───── DATASET EXCERPTS

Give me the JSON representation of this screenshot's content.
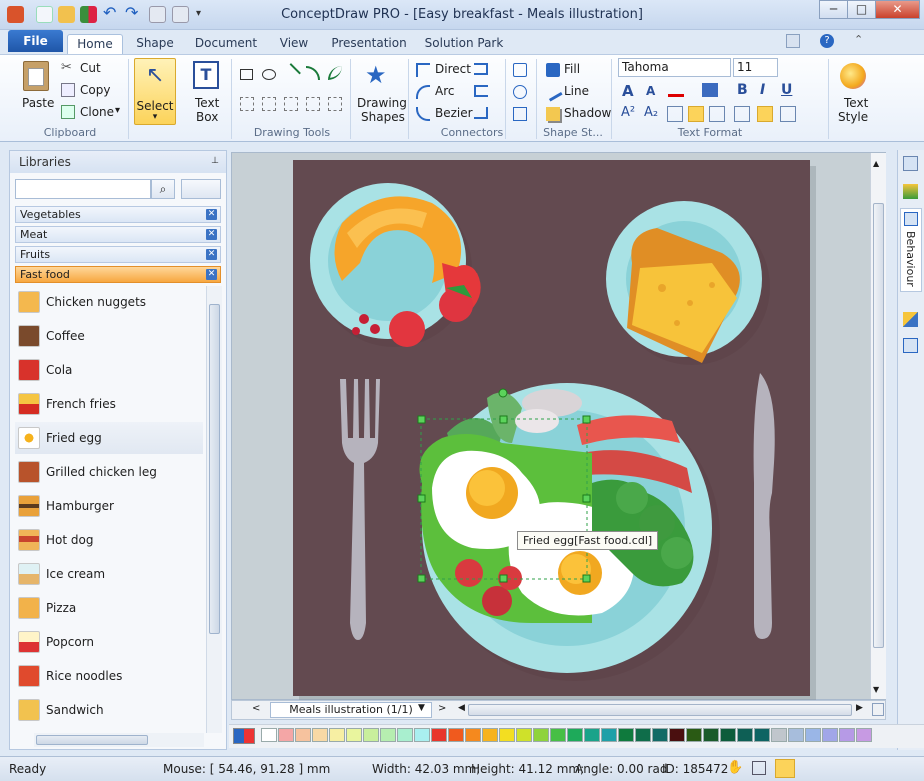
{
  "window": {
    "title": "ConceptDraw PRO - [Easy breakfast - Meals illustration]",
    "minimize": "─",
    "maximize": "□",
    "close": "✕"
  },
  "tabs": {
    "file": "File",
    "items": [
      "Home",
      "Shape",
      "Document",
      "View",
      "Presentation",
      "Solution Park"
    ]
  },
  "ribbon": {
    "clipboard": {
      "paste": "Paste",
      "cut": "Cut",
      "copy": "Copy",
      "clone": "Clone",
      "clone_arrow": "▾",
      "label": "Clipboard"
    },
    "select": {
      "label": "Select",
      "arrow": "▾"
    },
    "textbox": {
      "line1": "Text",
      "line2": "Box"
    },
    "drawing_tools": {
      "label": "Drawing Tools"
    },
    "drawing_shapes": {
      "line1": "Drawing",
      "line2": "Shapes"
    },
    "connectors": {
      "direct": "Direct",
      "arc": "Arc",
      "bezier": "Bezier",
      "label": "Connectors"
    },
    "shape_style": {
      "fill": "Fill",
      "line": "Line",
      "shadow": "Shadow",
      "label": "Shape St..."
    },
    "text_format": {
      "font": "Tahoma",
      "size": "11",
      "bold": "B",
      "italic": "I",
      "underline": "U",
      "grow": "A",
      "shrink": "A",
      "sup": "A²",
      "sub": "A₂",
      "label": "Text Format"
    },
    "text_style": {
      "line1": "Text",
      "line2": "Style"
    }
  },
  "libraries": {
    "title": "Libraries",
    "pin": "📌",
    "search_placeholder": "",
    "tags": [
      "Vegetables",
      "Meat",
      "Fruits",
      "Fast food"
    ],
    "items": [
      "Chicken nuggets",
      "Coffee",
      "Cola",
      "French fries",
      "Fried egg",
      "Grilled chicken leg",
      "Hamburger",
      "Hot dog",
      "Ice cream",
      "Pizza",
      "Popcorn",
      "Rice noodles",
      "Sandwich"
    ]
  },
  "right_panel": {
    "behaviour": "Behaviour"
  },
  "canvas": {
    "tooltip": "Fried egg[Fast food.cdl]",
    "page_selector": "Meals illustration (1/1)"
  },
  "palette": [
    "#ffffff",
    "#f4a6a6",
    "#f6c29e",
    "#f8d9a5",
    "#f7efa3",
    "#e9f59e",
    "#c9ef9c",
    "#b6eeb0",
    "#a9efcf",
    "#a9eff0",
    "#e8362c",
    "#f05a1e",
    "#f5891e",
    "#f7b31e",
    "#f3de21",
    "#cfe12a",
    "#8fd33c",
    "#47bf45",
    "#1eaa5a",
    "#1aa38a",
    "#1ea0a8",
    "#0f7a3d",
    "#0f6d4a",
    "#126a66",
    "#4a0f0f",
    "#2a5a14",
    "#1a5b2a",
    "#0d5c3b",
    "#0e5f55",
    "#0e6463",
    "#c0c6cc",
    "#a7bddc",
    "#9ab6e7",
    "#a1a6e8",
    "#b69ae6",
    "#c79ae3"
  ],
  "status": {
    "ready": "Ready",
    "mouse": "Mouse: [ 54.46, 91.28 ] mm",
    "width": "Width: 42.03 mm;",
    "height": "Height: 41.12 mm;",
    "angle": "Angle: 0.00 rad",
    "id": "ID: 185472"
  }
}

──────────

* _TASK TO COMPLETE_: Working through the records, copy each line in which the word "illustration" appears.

* _YOUR SOLUTION_:
    "title": "ConceptDraw PRO - [Easy breakfast - Meals illustration]",
    "page_selector": "Meals illustration (1/1)"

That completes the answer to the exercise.